** INPUT MATERIAL follows **

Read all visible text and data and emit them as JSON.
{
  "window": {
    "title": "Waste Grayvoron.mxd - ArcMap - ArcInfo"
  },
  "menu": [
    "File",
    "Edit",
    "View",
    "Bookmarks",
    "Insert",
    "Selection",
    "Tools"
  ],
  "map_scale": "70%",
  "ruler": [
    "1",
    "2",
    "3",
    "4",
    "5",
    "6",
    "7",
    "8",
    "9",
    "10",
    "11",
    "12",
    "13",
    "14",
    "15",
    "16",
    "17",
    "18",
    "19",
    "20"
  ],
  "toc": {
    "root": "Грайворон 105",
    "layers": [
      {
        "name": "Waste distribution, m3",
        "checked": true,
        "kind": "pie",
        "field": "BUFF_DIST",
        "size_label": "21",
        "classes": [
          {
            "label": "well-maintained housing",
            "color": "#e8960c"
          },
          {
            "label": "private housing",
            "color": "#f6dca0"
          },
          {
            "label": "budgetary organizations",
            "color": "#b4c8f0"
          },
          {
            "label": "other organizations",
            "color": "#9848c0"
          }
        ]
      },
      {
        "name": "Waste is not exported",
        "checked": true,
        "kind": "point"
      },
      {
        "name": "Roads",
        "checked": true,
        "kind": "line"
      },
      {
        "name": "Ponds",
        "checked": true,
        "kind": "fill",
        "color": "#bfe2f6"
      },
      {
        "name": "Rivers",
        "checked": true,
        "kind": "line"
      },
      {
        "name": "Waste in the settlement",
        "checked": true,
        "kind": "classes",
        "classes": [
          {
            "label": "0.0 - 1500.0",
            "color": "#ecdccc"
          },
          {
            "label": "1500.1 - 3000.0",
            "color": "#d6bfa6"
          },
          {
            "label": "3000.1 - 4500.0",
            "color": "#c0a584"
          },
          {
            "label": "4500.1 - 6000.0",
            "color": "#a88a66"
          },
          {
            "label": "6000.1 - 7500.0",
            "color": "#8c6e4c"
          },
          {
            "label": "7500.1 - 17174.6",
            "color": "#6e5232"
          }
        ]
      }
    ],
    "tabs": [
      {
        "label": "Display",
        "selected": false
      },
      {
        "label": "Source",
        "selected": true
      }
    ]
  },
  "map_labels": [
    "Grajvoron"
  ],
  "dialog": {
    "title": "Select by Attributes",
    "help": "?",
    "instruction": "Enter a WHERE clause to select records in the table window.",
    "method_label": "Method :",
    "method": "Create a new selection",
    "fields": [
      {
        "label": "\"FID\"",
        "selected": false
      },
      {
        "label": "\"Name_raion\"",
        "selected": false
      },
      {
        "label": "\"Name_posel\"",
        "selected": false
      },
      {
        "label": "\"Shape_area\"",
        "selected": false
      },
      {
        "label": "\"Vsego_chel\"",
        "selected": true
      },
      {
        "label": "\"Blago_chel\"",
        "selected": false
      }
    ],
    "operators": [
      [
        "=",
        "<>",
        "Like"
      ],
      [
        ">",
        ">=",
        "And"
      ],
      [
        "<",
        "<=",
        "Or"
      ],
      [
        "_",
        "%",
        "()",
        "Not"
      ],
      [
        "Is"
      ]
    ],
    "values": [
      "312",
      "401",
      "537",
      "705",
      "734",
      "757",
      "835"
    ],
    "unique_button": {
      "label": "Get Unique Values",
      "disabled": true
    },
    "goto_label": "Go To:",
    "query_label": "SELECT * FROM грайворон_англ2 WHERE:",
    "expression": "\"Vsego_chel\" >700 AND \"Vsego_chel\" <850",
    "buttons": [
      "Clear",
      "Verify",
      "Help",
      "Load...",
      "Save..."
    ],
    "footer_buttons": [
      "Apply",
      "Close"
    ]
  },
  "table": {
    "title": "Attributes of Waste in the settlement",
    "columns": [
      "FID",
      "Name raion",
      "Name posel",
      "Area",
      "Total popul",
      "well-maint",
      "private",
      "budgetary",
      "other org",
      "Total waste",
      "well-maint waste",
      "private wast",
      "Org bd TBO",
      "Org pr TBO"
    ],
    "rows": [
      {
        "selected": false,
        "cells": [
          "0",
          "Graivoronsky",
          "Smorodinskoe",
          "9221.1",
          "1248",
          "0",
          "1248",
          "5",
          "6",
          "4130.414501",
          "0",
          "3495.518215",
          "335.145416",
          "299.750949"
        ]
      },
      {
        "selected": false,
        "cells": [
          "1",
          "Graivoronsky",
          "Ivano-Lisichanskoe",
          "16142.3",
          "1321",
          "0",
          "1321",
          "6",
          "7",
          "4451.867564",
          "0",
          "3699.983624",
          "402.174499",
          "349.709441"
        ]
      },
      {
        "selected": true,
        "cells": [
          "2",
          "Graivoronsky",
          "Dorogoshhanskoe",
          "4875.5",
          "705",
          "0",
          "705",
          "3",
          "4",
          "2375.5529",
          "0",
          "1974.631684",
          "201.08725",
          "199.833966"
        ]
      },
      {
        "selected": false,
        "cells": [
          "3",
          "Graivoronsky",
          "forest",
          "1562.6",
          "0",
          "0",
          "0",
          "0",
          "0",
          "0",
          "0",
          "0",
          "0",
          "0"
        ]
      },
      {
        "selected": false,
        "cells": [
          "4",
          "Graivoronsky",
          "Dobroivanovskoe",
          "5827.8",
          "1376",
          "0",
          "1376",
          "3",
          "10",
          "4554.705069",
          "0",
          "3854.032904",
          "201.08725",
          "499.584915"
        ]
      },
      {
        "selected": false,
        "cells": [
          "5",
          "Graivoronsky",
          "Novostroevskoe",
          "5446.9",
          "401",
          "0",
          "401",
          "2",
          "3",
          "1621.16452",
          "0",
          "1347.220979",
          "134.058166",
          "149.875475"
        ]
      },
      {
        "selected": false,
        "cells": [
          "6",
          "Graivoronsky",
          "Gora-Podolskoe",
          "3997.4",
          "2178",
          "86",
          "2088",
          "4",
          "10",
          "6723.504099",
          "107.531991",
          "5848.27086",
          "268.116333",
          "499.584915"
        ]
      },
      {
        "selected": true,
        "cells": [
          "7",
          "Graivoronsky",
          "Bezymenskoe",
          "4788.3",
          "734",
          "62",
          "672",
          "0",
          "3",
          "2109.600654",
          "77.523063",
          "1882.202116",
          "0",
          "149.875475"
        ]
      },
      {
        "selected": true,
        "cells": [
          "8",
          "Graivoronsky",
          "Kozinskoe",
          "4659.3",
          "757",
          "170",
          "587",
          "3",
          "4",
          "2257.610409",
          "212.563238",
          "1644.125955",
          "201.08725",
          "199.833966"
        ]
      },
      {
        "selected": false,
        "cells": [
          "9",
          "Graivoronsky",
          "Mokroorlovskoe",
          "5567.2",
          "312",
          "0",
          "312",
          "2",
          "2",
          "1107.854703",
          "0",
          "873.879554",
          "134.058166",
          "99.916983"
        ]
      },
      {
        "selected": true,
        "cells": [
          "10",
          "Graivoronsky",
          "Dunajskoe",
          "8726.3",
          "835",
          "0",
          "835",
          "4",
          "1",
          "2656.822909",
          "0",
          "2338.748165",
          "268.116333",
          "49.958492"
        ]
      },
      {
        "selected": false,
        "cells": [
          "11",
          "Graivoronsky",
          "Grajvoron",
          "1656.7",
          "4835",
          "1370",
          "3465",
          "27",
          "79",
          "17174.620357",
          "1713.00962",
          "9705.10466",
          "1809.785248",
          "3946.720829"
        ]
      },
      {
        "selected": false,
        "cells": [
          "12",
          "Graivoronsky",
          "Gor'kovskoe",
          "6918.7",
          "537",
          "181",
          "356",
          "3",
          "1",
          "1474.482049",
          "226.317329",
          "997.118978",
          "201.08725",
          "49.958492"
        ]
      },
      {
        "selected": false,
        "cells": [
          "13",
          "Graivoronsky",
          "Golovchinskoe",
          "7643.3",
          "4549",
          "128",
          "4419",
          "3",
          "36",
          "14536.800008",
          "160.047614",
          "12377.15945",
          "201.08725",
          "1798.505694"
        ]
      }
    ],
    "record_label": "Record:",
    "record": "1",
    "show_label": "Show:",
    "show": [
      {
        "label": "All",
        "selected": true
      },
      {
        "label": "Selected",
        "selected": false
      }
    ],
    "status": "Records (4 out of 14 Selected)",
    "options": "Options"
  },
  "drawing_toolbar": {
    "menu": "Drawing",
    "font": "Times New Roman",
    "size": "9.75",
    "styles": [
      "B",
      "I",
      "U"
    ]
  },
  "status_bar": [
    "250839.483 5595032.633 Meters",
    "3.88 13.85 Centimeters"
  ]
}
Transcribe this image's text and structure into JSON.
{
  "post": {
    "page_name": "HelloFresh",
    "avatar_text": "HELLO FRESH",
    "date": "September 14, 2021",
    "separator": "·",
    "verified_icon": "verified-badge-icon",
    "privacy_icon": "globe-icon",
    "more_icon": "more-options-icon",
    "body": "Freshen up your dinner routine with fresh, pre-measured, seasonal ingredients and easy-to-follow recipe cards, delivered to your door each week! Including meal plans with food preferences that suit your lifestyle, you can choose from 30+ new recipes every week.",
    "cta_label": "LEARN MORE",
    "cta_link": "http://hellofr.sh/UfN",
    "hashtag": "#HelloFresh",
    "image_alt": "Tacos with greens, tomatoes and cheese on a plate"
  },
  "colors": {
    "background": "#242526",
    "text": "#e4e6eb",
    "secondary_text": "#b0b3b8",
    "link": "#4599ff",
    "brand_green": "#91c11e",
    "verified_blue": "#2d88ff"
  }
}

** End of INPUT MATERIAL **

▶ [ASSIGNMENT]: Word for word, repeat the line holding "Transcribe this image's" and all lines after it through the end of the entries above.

▶ [EXERCISE RESULT]:
Transcribe this image's text and structure into JSON.
{
  "post": {
    "page_name": "HelloFresh",
    "avatar_text": "HELLO FRESH",
    "date": "September 14, 2021",
    "separator": "·",
    "verified_icon": "verified-badge-icon",
    "privacy_icon": "globe-icon",
    "more_icon": "more-options-icon",
    "body": "Freshen up your dinner routine with fresh, pre-measured, seasonal ingredients and easy-to-follow recipe cards, delivered to your door each week! Including meal plans with food preferences that suit your lifestyle, you can choose from 30+ new recipes every week.",
    "cta_label": "LEARN MORE",
    "cta_link": "http://hellofr.sh/UfN",
    "hashtag": "#HelloFresh",
    "image_alt": "Tacos with greens, tomatoes and cheese on a plate"
  },
  "colors": {
    "background": "#242526",
    "text": "#e4e6eb",
    "secondary_text": "#b0b3b8",
    "link": "#4599ff",
    "brand_green": "#91c11e",
    "verified_blue": "#2d88ff"
  }
}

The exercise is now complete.